We grabbed a handful of common user applications to run storage-focused tests on the five devices that survived our synthetic testing. The applications tests come from the UL PCMark 8 suite and measure the amount of time it takes to complete simple and complex tasks. The final chart on this page shows the combined results from the individual tests with a single throughput score that is easy to compare.
At first, you may not think of gaming as a relevant use case for the Hyperstone U9, but many of these drives find homes in casino gaming. In Las Vegas, you will see the gaming machines playing videos and moving through complex lighting patterns. Under the surface, these machines record video and log player data. The IO mix is similar to consumer gaming applications like used in these two tests.
Photoshop reads in large sequential data blocks, but the manipulations in the images push the IO in different directions, including random reads and writes.
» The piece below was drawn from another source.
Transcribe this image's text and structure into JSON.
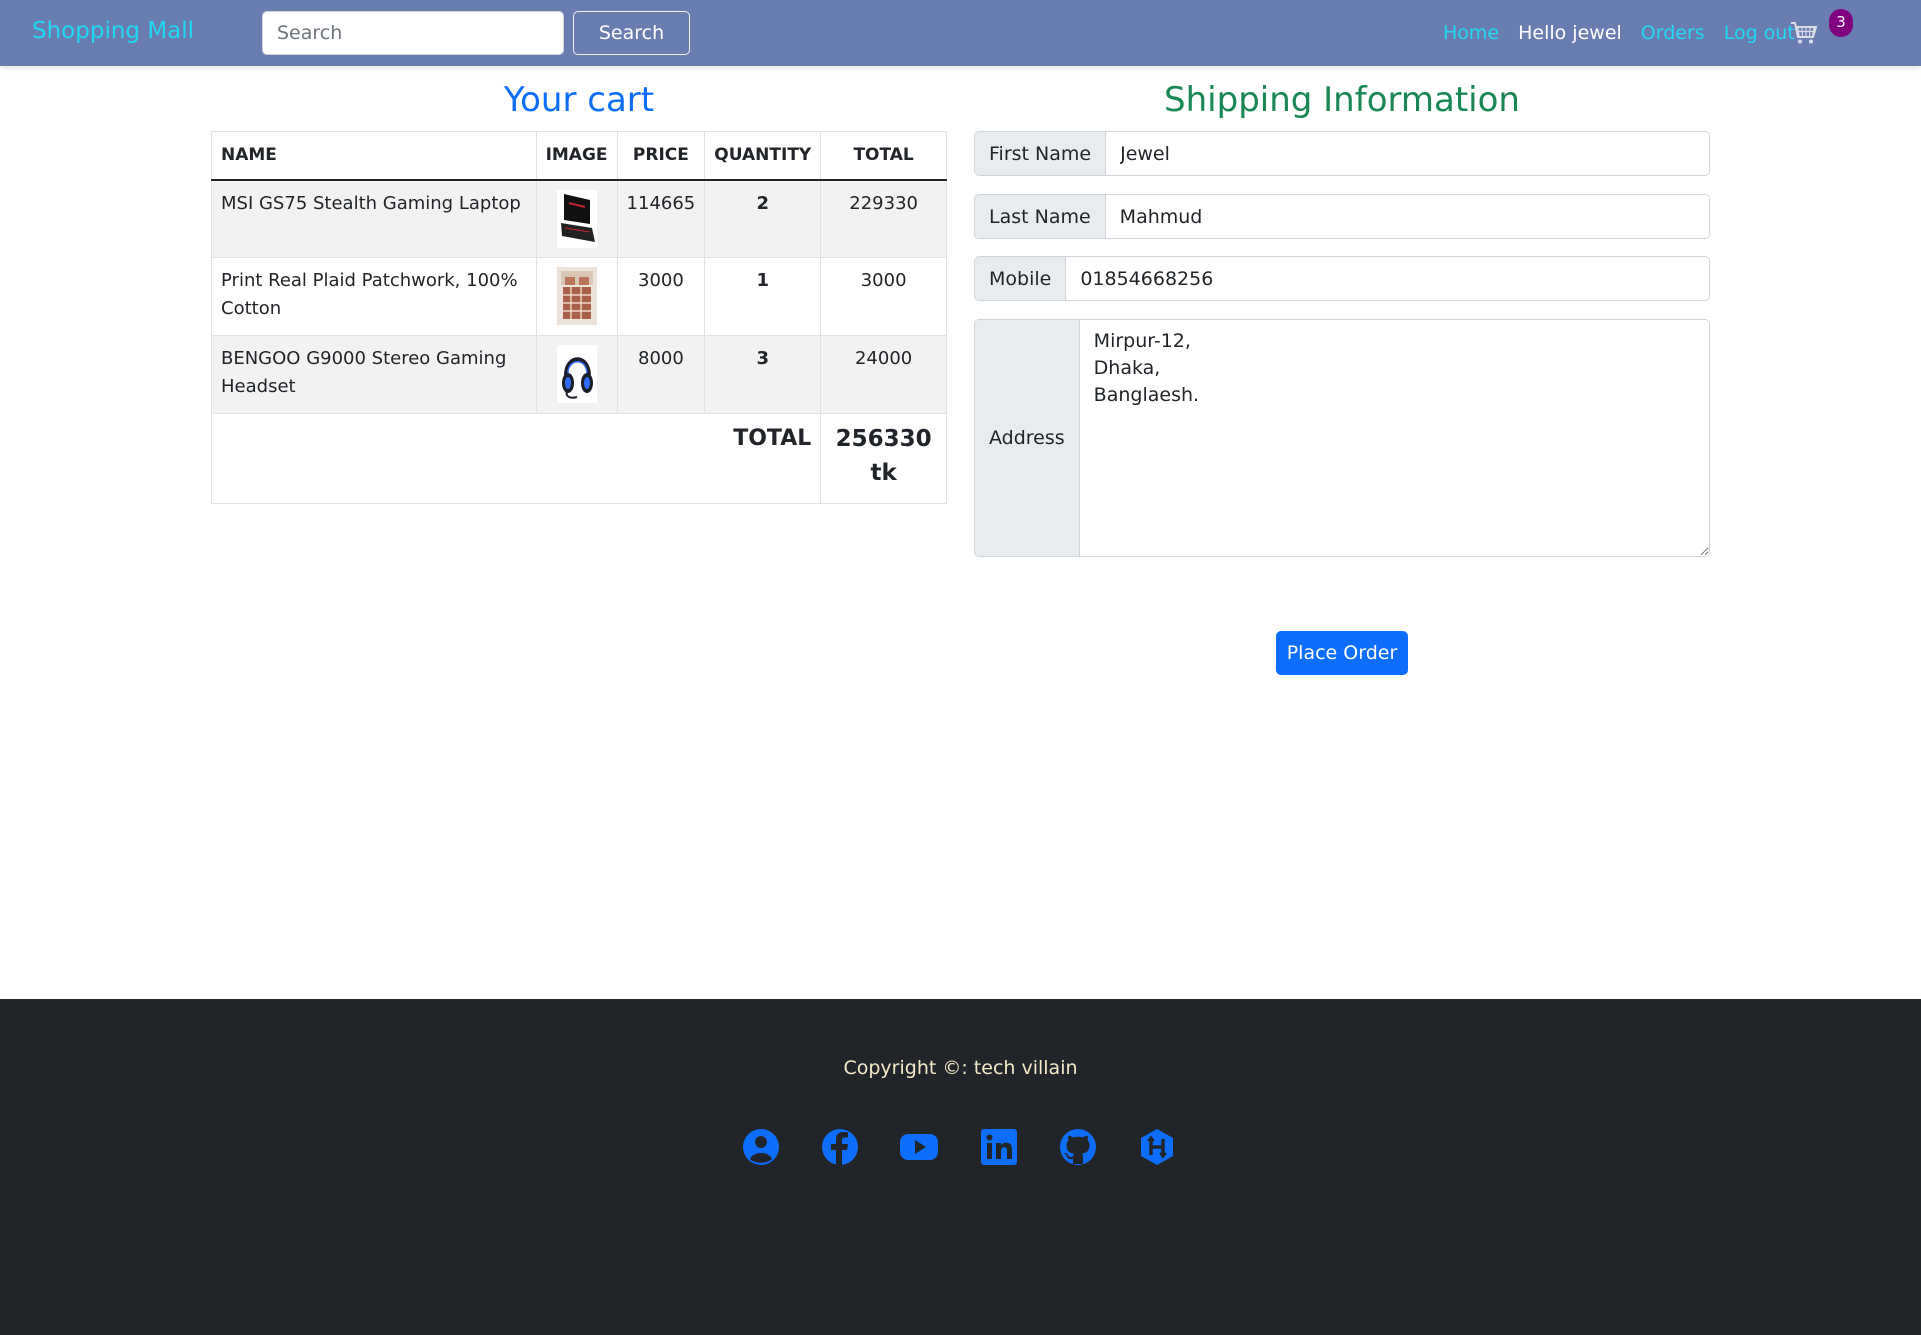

The two Hyperstone drives breeze through the two Photoshop workloads with ease.
Additional Adobe Testing
These three tests are somewhat repetitive. The important takeaway in this series is how much faster the two Hyperstone drives complete the workloads compared to the consumer-grade products.
The three Microsoft tests are much lighter than the Adobe tests, so they don't provide a lot of insight into industrial use. These tests do show performance in office environments. The U9's advanced encryption, error correction capabilities, and high random performance open the door for enterprise Windows To Go use.
Total Application Storage Bandwidth
The total storage bandwidth chart averages the throughput of the other tests on this page. The Hyperstone U9 programmed with pSLC walks away from all of the other products and delivers the highest throughput for any native USB drive we've tested. The MLC model delivers around half the performance in Windows applications.